ACTIVITY: Every record shown here must be duplicated without change.

Element data from apps and pages:

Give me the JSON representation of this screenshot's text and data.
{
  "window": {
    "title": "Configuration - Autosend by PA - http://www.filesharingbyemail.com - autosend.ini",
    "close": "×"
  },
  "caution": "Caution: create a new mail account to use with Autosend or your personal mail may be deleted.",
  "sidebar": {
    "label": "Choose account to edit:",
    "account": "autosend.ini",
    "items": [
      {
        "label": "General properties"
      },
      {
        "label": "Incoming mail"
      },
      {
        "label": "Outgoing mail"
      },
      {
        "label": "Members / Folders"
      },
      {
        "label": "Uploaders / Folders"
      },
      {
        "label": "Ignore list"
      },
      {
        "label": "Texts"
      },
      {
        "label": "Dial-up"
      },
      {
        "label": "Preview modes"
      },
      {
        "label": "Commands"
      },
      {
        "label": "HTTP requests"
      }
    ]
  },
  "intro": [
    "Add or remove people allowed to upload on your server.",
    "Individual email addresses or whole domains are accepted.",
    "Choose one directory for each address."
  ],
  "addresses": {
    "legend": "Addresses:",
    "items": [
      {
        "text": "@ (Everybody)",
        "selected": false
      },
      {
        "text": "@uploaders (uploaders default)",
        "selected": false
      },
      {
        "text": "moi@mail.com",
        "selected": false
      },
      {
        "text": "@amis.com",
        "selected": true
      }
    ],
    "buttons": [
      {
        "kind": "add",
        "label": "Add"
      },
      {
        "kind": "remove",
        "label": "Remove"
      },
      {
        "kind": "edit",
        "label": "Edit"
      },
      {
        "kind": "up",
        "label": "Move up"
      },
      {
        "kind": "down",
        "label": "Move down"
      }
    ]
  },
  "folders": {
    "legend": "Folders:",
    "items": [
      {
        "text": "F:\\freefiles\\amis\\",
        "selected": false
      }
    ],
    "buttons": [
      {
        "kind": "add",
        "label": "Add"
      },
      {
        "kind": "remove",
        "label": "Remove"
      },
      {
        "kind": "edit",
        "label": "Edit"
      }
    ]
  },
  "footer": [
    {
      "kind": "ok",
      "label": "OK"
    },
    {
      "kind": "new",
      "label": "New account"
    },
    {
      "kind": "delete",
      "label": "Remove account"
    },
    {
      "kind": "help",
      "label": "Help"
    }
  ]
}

YOUR RESPONSE:
Give me the JSON representation of this screenshot's text and data.
{
  "window": {
    "title": "Configuration - Autosend by PA - http://www.filesharingbyemail.com - autosend.ini",
    "close": "×"
  },
  "caution": "Caution: create a new mail account to use with Autosend or your personal mail may be deleted.",
  "sidebar": {
    "label": "Choose account to edit:",
    "account": "autosend.ini",
    "items": [
      {
        "label": "General properties"
      },
      {
        "label": "Incoming mail"
      },
      {
        "label": "Outgoing mail"
      },
      {
        "label": "Members / Folders"
      },
      {
        "label": "Uploaders / Folders"
      },
      {
        "label": "Ignore list"
      },
      {
        "label": "Texts"
      },
      {
        "label": "Dial-up"
      },
      {
        "label": "Preview modes"
      },
      {
        "label": "Commands"
      },
      {
        "label": "HTTP requests"
      }
    ]
  },
  "intro": [
    "Add or remove people allowed to upload on your server.",
    "Individual email addresses or whole domains are accepted.",
    "Choose one directory for each address."
  ],
  "addresses": {
    "legend": "Addresses:",
    "items": [
      {
        "text": "@ (Everybody)",
        "selected": false
      },
      {
        "text": "@uploaders (uploaders default)",
        "selected": false
      },
      {
        "text": "moi@mail.com",
        "selected": false
      },
      {
        "text": "@amis.com",
        "selected": true
      }
    ],
    "buttons": [
      {
        "kind": "add",
        "label": "Add"
      },
      {
        "kind": "remove",
        "label": "Remove"
      },
      {
        "kind": "edit",
        "label": "Edit"
      },
      {
        "kind": "up",
        "label": "Move up"
      },
      {
        "kind": "down",
        "label": "Move down"
      }
    ]
  },
  "folders": {
    "legend": "Folders:",
    "items": [
      {
        "text": "F:\\freefiles\\amis\\",
        "selected": false
      }
    ],
    "buttons": [
      {
        "kind": "add",
        "label": "Add"
      },
      {
        "kind": "remove",
        "label": "Remove"
      },
      {
        "kind": "edit",
        "label": "Edit"
      }
    ]
  },
  "footer": [
    {
      "kind": "ok",
      "label": "OK"
    },
    {
      "kind": "new",
      "label": "New account"
    },
    {
      "kind": "delete",
      "label": "Remove account"
    },
    {
      "kind": "help",
      "label": "Help"
    }
  ]
}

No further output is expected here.